But politically, the 4th District seat is also one of the safest for an incumbent in Orange County.
Part of the reason is that almost the entire area is already incorporated, which means that most people give the blame or credit on local issues to city council members. The supervisor’s activities are much more invisible to the electorate than most politicians, and incumbents usually continue in office.
It is also a significant help that the city councils are responsible for the controversial and emotional land-use questions, such as development. Many elected officials dread land-use issues because, with such high stakes, voting with either side can create enemies.
“I have not had one land-use issue in my district,” Roth said. “My cities and mayors are taking the heat, (and) I’m not in that buzz saw.”
Still, Roth’s complete lack of opposition is significant because he has suffered some key political defeats in the board room.

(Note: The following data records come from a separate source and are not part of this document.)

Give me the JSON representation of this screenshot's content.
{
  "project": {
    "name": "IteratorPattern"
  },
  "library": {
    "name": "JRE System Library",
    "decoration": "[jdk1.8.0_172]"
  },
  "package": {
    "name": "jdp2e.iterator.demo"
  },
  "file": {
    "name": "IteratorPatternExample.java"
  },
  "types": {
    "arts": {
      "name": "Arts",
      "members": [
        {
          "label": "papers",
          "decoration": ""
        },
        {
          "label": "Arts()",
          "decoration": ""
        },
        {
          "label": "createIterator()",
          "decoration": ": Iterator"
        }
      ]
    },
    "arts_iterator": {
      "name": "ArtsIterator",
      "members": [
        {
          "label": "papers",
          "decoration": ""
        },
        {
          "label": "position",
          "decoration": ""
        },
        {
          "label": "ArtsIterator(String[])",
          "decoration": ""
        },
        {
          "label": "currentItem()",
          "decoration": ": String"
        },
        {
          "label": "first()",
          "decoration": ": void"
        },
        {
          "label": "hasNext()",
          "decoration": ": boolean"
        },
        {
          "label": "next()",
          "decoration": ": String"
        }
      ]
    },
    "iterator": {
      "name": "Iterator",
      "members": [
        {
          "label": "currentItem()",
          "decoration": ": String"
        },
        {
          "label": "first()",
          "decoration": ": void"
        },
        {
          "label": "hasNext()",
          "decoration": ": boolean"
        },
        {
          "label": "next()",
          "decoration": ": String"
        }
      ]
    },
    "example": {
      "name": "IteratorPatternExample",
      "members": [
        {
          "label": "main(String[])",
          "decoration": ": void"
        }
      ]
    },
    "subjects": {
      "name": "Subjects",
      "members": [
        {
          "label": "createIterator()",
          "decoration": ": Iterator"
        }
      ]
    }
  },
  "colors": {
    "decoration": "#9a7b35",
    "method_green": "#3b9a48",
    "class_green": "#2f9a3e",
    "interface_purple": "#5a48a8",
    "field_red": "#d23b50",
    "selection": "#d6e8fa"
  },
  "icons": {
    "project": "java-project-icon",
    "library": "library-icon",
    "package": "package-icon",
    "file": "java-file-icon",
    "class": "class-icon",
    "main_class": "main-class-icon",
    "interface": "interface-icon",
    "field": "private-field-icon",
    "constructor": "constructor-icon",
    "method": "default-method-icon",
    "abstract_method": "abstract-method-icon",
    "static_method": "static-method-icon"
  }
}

Since Roth became supervisor in 1987, the county has voted on three major jail construction projects either inside or immediately adjacent to Roth’s 4th District. They are the 6,000-bed maximum security jail in Gypsum Canyon near Anaheim Hills; the doubling in size of a branch jail in Orange, and plans for another jail near Anaheim Stadium.
Roth does not seem to have been blamed for those hardships by his constituents, however. In fact, he has gained political strength by being an outspoken opponent of the jail plans.
Roth’s first major vote on the board in July, 1987, was to oppose the Gypsum Canyon jail. And when it passed 3 to 2, Roth appeared at a jam-packed gymnasium to kick off a grass-roots campaign to defeat the jail.
Last summer, that organization showed its political maturity by submitting 112,000 signatures to qualify a measure for the ballot that is aimed at killing the Gypsum Canyon jail plans.
That measure will probably be on the same ballot as Roth’s contest in June, 1990, which could be another boost for his campaign. The jail is an emotional, quality-of-life issue that could draw a crowd of Roth supporters to the polls in Anaheim.
Also, next year it will be Roth’s turn to take over as chairman of the Board of Supervisors. It’s a ceremonial position that rotates among the supervisors every year. But it is certain to give his office a slightly higher profile in the election season.
“It’s not going to be very easy for someone to challenge me,” Roth said. “I think we’ll be in very good shape.”